• What is expected:
If an entry below holds a picture, skip the picture and copy everything else exactly.

===== Supplied data

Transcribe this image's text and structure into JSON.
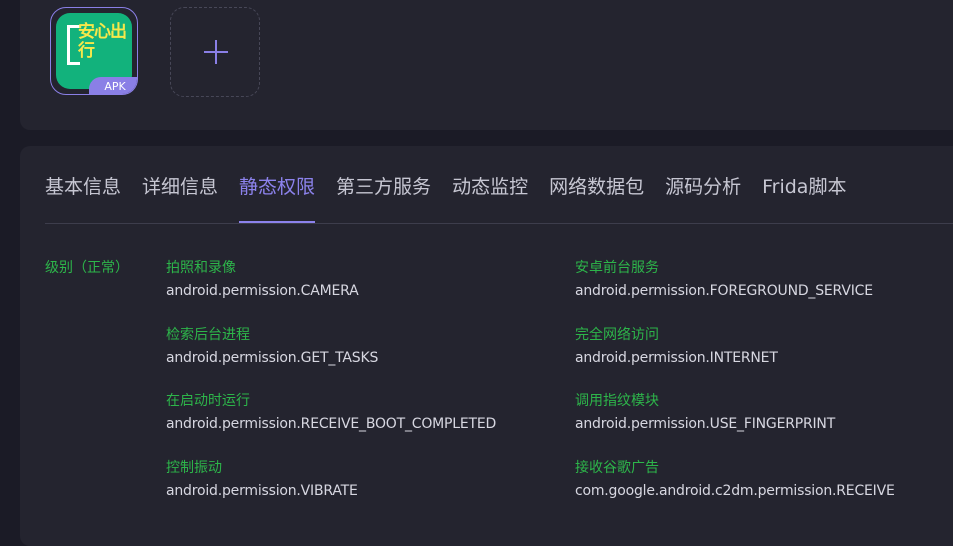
{
  "upload": {
    "apk_badge": "APK",
    "app_icon_text": "安心出行",
    "add_symbol": "+"
  },
  "tabs": [
    {
      "label": "基本信息"
    },
    {
      "label": "详细信息"
    },
    {
      "label": "静态权限"
    },
    {
      "label": "第三方服务"
    },
    {
      "label": "动态监控"
    },
    {
      "label": "网络数据包"
    },
    {
      "label": "源码分析"
    },
    {
      "label": "Frida脚本"
    }
  ],
  "active_tab": "静态权限",
  "permissions": {
    "level_label": "级别（正常）",
    "items": [
      {
        "name": "拍照和录像",
        "id": "android.permission.CAMERA"
      },
      {
        "name": "安卓前台服务",
        "id": "android.permission.FOREGROUND_SERVICE"
      },
      {
        "name": "检索后台进程",
        "id": "android.permission.GET_TASKS"
      },
      {
        "name": "完全网络访问",
        "id": "android.permission.INTERNET"
      },
      {
        "name": "在启动时运行",
        "id": "android.permission.RECEIVE_BOOT_COMPLETED"
      },
      {
        "name": "调用指纹模块",
        "id": "android.permission.USE_FINGERPRINT"
      },
      {
        "name": "控制振动",
        "id": "android.permission.VIBRATE"
      },
      {
        "name": "接收谷歌广告",
        "id": "com.google.android.c2dm.permission.RECEIVE"
      }
    ]
  },
  "colors": {
    "accent": "#8c82ec",
    "permission_name": "#2db54a",
    "background": "#1b1b26",
    "card": "#24242f"
  }
}
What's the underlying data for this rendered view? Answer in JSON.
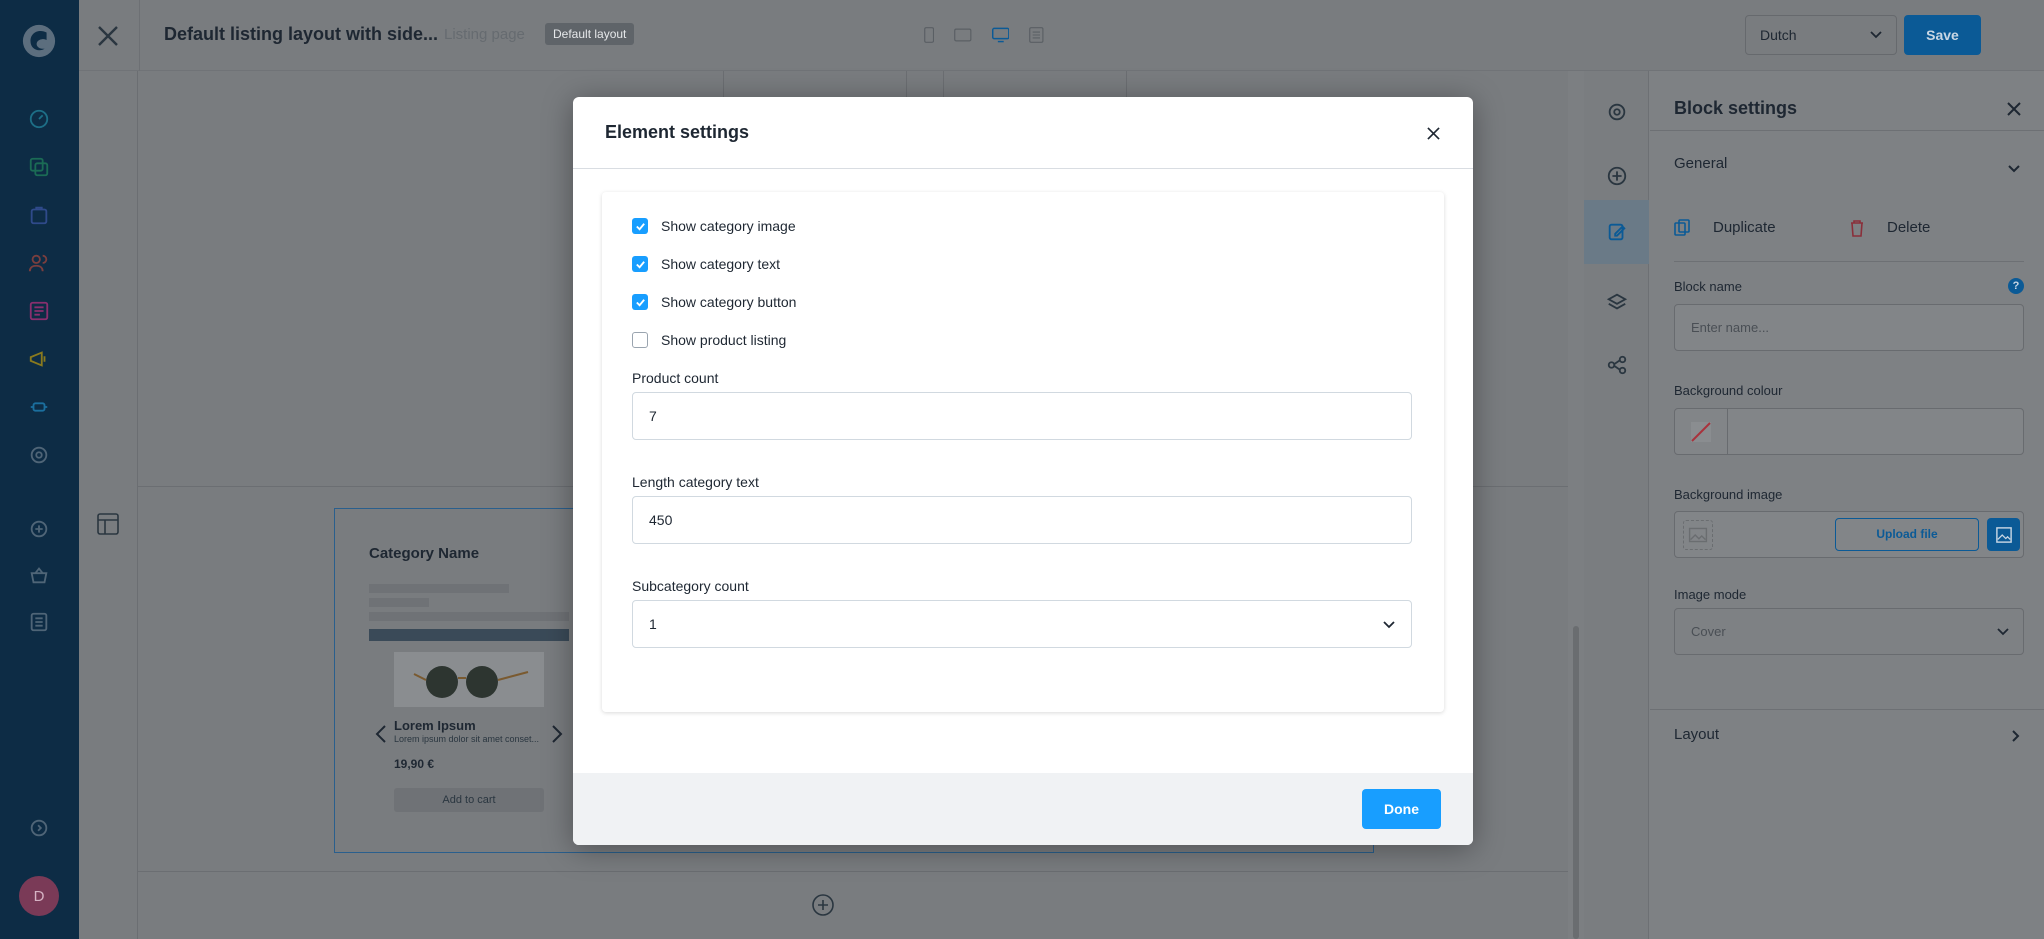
{
  "sidebar": {
    "logo": "shopware-logo",
    "avatar_initial": "D",
    "items": [
      "dashboard",
      "catalogues",
      "orders",
      "customers",
      "content",
      "marketing",
      "extensions",
      "settings"
    ],
    "extra": [
      "add-sales-channel",
      "storefront",
      "headless"
    ]
  },
  "topbar": {
    "title": "Default listing layout with side...",
    "subtitle": "Listing page",
    "badge": "Default layout",
    "language": "Dutch",
    "save_label": "Save"
  },
  "canvas": {
    "category_name": "Category Name",
    "product_name": "Lorem Ipsum",
    "product_desc": "Lorem ipsum dolor sit amet conset...",
    "product_price": "19,90 €",
    "add_to_cart": "Add to cart"
  },
  "right_panel": {
    "title": "Block settings",
    "general": "General",
    "duplicate": "Duplicate",
    "delete": "Delete",
    "block_name_label": "Block name",
    "block_name_placeholder": "Enter name...",
    "bg_colour_label": "Background colour",
    "bg_image_label": "Background image",
    "upload_file": "Upload file",
    "image_mode_label": "Image mode",
    "image_mode_value": "Cover",
    "layout": "Layout"
  },
  "modal": {
    "title": "Element settings",
    "checkboxes": [
      {
        "label": "Show category image",
        "checked": true
      },
      {
        "label": "Show category text",
        "checked": true
      },
      {
        "label": "Show category button",
        "checked": true
      },
      {
        "label": "Show product listing",
        "checked": false
      }
    ],
    "product_count_label": "Product count",
    "product_count_value": "7",
    "length_label": "Length category text",
    "length_value": "450",
    "subcategory_label": "Subcategory count",
    "subcategory_value": "1",
    "done_label": "Done"
  },
  "colors": {
    "accent": "#189eff",
    "sidebar": "#0d2c45"
  }
}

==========

• Exercise answer:
Transcribe this image's text and structure into JSON.
{
  "upload": {
    "apk_badge": "APK",
    "app_icon_text": "安心出行",
    "add_symbol": "+"
  },
  "tabs": [
    {
      "label": "基本信息"
    },
    {
      "label": "详细信息"
    },
    {
      "label": "静态权限"
    },
    {
      "label": "第三方服务"
    },
    {
      "label": "动态监控"
    },
    {
      "label": "网络数据包"
    },
    {
      "label": "源码分析"
    },
    {
      "label": "Frida脚本"
    }
  ],
  "active_tab": "静态权限",
  "permissions": {
    "level_label": "级别（正常）",
    "items": [
      {
        "name": "拍照和录像",
        "id": "android.permission.CAMERA"
      },
      {
        "name": "安卓前台服务",
        "id": "android.permission.FOREGROUND_SERVICE"
      },
      {
        "name": "检索后台进程",
        "id": "android.permission.GET_TASKS"
      },
      {
        "name": "完全网络访问",
        "id": "android.permission.INTERNET"
      },
      {
        "name": "在启动时运行",
        "id": "android.permission.RECEIVE_BOOT_COMPLETED"
      },
      {
        "name": "调用指纹模块",
        "id": "android.permission.USE_FINGERPRINT"
      },
      {
        "name": "控制振动",
        "id": "android.permission.VIBRATE"
      },
      {
        "name": "接收谷歌广告",
        "id": "com.google.android.c2dm.permission.RECEIVE"
      }
    ]
  },
  "colors": {
    "accent": "#8c82ec",
    "permission_name": "#2db54a",
    "background": "#1b1b26",
    "card": "#24242f"
  }
}
What's the underlying data for this rendered view? Answer in JSON.
{
  "sidebar": {
    "logo": "shopware-logo",
    "avatar_initial": "D",
    "items": [
      "dashboard",
      "catalogues",
      "orders",
      "customers",
      "content",
      "marketing",
      "extensions",
      "settings"
    ],
    "extra": [
      "add-sales-channel",
      "storefront",
      "headless"
    ]
  },
  "topbar": {
    "title": "Default listing layout with side...",
    "subtitle": "Listing page",
    "badge": "Default layout",
    "language": "Dutch",
    "save_label": "Save"
  },
  "canvas": {
    "category_name": "Category Name",
    "product_name": "Lorem Ipsum",
    "product_desc": "Lorem ipsum dolor sit amet conset...",
    "product_price": "19,90 €",
    "add_to_cart": "Add to cart"
  },
  "right_panel": {
    "title": "Block settings",
    "general": "General",
    "duplicate": "Duplicate",
    "delete": "Delete",
    "block_name_label": "Block name",
    "block_name_placeholder": "Enter name...",
    "bg_colour_label": "Background colour",
    "bg_image_label": "Background image",
    "upload_file": "Upload file",
    "image_mode_label": "Image mode",
    "image_mode_value": "Cover",
    "layout": "Layout"
  },
  "modal": {
    "title": "Element settings",
    "checkboxes": [
      {
        "label": "Show category image",
        "checked": true
      },
      {
        "label": "Show category text",
        "checked": true
      },
      {
        "label": "Show category button",
        "checked": true
      },
      {
        "label": "Show product listing",
        "checked": false
      }
    ],
    "product_count_label": "Product count",
    "product_count_value": "7",
    "length_label": "Length category text",
    "length_value": "450",
    "subcategory_label": "Subcategory count",
    "subcategory_value": "1",
    "done_label": "Done"
  },
  "colors": {
    "accent": "#189eff",
    "sidebar": "#0d2c45"
  }
}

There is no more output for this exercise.